ACTIVITY
Note how many lines of the data below hold the word "name", then give that number with no other text.

Web page and app entries
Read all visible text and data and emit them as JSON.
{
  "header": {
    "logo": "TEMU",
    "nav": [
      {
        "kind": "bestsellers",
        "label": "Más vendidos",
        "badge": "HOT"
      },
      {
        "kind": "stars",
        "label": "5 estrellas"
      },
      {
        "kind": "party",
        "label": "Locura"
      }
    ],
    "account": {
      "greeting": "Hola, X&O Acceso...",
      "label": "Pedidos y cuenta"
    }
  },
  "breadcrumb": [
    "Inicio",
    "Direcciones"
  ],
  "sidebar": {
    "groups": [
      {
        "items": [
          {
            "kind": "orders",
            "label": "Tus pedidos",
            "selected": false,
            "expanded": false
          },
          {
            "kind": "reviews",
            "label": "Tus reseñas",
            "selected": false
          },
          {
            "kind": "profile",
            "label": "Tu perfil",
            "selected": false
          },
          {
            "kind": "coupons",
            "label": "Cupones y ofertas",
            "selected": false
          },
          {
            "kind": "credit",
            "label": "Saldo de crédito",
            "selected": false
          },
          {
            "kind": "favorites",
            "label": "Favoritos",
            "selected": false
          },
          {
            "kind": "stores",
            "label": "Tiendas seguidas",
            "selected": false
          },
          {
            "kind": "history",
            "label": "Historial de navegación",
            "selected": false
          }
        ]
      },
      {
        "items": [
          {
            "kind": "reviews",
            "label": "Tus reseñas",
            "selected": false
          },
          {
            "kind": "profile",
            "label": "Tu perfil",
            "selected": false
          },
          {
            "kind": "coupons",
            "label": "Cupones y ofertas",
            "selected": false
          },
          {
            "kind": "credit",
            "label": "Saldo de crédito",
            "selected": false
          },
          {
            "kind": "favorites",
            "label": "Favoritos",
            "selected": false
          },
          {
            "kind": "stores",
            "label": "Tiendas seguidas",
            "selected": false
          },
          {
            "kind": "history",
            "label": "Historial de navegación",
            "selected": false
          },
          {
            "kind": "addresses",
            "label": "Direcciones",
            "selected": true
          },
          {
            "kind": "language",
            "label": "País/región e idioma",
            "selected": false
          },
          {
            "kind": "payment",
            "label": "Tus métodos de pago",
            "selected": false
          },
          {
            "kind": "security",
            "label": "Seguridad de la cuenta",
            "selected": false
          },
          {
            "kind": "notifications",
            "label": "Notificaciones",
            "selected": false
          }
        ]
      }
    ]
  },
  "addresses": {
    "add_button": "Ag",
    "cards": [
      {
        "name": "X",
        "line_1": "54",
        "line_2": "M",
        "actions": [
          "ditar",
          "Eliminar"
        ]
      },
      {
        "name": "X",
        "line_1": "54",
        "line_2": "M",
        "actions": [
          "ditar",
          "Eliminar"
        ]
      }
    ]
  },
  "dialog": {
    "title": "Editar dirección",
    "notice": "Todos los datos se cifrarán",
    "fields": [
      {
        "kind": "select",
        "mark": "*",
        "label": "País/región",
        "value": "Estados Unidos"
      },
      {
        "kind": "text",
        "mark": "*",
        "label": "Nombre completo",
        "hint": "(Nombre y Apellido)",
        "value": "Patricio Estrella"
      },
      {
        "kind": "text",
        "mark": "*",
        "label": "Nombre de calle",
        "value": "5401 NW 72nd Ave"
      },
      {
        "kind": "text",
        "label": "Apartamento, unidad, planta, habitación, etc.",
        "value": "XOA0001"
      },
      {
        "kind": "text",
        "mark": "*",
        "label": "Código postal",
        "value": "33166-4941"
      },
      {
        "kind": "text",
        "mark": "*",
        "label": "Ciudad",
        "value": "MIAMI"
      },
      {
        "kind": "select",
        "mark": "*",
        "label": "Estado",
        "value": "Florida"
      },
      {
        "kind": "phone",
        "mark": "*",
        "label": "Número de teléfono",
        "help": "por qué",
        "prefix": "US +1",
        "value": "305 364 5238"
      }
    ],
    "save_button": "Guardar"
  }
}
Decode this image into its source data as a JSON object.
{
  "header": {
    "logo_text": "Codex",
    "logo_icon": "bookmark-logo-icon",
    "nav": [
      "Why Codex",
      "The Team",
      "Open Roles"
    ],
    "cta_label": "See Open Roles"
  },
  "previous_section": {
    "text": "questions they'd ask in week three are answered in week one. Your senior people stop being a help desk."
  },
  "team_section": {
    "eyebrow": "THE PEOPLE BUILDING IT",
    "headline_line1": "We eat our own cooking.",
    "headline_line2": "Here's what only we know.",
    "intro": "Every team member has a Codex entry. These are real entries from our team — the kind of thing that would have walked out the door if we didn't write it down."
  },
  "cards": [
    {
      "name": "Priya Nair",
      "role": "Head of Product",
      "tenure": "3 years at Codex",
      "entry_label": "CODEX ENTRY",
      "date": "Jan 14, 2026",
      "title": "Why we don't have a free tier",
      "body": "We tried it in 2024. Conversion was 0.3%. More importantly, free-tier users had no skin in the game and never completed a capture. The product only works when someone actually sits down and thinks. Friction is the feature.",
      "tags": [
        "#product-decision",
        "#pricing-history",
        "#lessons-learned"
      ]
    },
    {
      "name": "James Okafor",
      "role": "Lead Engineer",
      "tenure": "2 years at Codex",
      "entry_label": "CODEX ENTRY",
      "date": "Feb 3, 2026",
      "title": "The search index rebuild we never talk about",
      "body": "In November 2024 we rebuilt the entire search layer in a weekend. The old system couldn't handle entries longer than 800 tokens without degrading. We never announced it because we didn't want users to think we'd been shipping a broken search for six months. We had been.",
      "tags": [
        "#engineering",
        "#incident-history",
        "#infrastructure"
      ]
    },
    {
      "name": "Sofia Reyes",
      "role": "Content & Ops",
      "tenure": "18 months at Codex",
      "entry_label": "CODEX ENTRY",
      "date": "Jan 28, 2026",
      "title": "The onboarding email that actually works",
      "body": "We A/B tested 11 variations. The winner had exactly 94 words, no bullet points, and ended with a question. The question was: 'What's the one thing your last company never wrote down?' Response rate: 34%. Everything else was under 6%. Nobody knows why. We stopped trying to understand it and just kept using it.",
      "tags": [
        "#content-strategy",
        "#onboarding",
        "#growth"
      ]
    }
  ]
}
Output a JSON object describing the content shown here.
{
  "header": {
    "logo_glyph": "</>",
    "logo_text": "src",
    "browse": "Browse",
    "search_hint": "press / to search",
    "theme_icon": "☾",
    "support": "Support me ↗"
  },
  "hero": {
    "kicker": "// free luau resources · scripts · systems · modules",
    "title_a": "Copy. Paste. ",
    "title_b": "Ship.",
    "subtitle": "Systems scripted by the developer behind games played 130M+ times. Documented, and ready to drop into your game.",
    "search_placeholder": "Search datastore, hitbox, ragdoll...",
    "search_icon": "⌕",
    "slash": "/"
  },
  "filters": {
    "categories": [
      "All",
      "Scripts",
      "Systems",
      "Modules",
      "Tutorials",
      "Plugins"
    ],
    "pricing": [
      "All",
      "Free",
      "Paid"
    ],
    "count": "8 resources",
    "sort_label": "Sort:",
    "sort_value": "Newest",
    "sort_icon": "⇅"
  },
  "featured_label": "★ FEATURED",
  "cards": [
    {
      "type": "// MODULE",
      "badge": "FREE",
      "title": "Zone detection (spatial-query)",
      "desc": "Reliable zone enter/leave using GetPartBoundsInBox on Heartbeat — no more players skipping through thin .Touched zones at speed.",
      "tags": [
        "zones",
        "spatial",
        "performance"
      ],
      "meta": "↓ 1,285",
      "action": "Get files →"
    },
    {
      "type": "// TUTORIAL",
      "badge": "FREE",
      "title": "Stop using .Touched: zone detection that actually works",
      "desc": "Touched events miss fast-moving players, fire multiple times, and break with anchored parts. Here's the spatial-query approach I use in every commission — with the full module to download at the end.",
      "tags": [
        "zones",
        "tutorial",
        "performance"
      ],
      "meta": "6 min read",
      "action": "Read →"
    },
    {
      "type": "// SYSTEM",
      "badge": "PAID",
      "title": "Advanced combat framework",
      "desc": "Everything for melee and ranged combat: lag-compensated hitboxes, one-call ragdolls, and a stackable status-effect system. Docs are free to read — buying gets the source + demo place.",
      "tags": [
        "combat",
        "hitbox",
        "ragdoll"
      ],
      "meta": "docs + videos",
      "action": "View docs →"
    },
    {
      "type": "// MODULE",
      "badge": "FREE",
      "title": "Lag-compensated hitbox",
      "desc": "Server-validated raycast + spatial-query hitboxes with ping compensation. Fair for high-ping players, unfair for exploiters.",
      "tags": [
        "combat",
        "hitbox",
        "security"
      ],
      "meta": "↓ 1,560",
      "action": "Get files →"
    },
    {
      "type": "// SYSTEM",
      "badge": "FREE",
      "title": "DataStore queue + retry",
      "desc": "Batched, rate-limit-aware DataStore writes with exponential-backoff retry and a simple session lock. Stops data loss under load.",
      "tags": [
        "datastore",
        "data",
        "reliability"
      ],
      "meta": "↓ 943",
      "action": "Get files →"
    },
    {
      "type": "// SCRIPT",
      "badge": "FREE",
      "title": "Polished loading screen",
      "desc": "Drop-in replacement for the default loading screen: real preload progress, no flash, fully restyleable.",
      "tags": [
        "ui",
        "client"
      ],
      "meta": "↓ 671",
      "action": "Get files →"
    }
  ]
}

REPLY TO THE EXERCISE
5